Gender was invisible in the 2016 Budget. But as our gender audit of last week’s federal budget reveals, neither party can afford to ignore it in the current election campaign.
Treasurer Scott Morrison has previously implied that women’s concerns about the inequality in tax and expenditure measures are “petty”. But gender bias in economic thinking ignores the gender division of labour, including women’s under-representation in paid work, their over-representation in unpaid and low paid caring work, and men’s over-representation in full-time work, and higher paid jobs.
It results in false assumptions about the “average worker” and inhibits a proper understanding of the investment impacts of childcare, paid parental leave and aged care funding. The oversight and attitude need to be remedied in the development of policy for the next term of government.
Gender and jobs
Gender equality is not only an important end in itself but also a means to raise a country’s standard of living. Reducing gender gaps have been shown to increase jobs and growth. For instance Australia’s GDP could grow by 11% if the female labour force participation rate rose to equal men’s.

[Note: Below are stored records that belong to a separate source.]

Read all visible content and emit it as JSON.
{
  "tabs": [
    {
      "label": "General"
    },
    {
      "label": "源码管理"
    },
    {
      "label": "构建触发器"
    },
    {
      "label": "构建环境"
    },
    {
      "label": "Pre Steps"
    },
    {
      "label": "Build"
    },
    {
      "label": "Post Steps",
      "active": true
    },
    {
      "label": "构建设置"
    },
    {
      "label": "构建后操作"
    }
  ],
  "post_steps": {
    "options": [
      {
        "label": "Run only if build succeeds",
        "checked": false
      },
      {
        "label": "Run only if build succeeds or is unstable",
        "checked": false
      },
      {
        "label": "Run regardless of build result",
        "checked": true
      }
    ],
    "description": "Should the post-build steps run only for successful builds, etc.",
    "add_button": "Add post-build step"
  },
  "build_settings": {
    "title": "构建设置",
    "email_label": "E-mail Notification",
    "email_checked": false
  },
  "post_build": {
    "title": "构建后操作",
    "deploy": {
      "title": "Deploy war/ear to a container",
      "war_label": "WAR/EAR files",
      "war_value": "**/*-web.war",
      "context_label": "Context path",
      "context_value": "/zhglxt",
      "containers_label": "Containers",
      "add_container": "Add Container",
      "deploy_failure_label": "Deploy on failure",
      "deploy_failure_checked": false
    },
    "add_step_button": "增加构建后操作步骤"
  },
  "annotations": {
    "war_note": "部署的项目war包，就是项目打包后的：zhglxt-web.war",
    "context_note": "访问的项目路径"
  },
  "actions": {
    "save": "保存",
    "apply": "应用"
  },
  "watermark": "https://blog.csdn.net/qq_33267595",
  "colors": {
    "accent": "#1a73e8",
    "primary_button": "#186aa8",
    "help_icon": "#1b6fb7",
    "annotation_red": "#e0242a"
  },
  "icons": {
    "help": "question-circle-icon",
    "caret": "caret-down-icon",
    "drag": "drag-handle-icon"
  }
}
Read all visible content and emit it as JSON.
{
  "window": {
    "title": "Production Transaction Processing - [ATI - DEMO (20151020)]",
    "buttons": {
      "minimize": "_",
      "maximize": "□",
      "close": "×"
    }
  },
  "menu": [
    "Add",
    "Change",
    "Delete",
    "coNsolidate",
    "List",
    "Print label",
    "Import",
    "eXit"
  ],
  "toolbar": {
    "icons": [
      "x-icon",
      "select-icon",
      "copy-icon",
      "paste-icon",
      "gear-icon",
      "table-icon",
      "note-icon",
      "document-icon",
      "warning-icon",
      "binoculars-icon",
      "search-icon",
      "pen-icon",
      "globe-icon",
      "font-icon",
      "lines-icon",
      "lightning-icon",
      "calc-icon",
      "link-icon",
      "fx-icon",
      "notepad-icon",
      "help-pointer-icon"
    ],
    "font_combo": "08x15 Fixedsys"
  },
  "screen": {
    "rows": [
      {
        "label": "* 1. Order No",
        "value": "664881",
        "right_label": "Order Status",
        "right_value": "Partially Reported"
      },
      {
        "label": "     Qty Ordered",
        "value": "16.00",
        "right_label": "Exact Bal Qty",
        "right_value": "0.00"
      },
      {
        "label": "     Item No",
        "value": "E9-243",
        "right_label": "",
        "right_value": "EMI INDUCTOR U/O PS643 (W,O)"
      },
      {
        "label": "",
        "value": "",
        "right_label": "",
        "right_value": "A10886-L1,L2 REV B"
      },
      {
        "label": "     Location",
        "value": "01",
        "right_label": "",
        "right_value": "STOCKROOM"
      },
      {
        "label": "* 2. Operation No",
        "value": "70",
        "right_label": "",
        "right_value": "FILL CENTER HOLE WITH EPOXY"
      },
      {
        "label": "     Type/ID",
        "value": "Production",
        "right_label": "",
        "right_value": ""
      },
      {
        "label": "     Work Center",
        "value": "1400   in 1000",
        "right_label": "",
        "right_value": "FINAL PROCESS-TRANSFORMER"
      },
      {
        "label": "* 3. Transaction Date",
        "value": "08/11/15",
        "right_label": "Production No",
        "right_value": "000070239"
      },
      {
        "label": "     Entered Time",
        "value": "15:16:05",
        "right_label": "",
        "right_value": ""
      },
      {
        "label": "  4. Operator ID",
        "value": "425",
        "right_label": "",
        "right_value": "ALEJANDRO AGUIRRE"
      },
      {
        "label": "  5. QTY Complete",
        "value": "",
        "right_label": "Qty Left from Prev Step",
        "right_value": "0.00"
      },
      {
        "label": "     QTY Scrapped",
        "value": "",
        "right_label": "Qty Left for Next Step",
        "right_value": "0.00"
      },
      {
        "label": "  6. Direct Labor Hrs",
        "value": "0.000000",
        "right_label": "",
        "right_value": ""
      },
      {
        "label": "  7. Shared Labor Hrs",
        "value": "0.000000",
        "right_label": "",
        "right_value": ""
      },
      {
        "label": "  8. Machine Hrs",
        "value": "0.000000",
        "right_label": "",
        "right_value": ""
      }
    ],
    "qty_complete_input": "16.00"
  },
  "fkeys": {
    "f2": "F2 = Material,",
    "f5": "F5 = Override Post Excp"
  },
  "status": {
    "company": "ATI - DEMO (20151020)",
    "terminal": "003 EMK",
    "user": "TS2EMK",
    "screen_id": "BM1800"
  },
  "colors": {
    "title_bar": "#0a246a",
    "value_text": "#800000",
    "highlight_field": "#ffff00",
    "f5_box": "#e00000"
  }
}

Australian men have higher participation rates and currently work relatively long hours, while women’s paid work hours are relatively low, due to a high rate of part time work.
Women’s participation rates had been on the increase but the growth in women’s workforce participation rates stalled around 2009-10.
The participation gap is a significant brake on Australia’s economic performance and policies and budgets that address the constraints on women’s participation in the workforce are required. Remedying the relatively low rate of female workforce participation would also go a long way to addressing concerns about government revenues and expenditures. The extra employment would increase tax revenues and reduce welfare spending.
Gender and bracket creep
However, the measures in the 2016 budget, which flagged the current government’s “economic plan”, focused on the incentives for full-time workers (who are mostly men) to work “an extra shift”, and they did nothing to lessen the barriers to women’s workforce participation. The changes to the income tax thresholds will benefit individuals on annual incomes greater than $80,000. The average full time male wage rate is just over $87,604 and, thus, many men will benefit from the change.
However, the average full time female wage rate is only $69,846; a number well south of the cut off point for the tax cut. Perhaps more importantly, the majority (56.3%) of women who work in part time jobs were missing in the Treasurer’s calculations of “the average worker”.
Childcare subsidies and aged care cuts
The postponement of new streamlined childcare subsidies and the Community Child Care Fund to July 2018 will mean that participation in paid work will continue to be financially unviable for many women. It’s a cost-cutting measure that goes against the weight of research evidence, which demonstrates the importance of affordable and accessible high-quality childcare to the workforce participation of women from low-income households in particular.
The cuts to aged care spending will also exacerbate the barriers to women’s workforce participation. As with childcare, when aged care is not adequately funded women’s unpaid care burdens increase, and this reduces their capacity to participate in paid work.
Paid parental leave
The changes in Paid Parental Leave (PPL), included in the 2014 budget and retained in the current “economic plan”, will force women to choose either government or employer-funded PPL with adverse social and economic impacts. The amount of paid leave available for many mothers to spend with their newborns will be reduced and the costs of time off work for parents will rise.
Some women will not return to work, resulting in a loss of skills and expertise from the workforce. Others will be forced to return to work earlier than the 26 weeks recommended by experts and recently recognised as desirable by the Productivity Commission.
A more effective, efficient and fair economic plan would invest in childcare and aged care services to boost employment earnings and economic growth, as well as foster gender equality. The major source of jobs in the Australian economy is the caring industries.
An investment of 2% GDP in the caring industries has been estimated to generate an additional 600,000 new jobs; many more than could be generated from equivalent investments in other sectors.
Importantly, because the caring industries rely heavily on the skills and competencies of women, investment in them will increase the incentives and opportunities for women to participate in paid work. Through the provision of childcare and aged care services, investment in these industries will also help to resolve key “supply side” barriers to women’s workforce participation.
Gender equality policies are increasingly being recognised by economists and international institutions like the World Bank for making a positive contribution to growing jobs and raising living standards. Recently the OECD advocated governments taking advantage of low interest rates to fund investments in pro-growth structural policies.
Australia needs an economic plan that sets out how government spending and revenue raising will capture these benefits.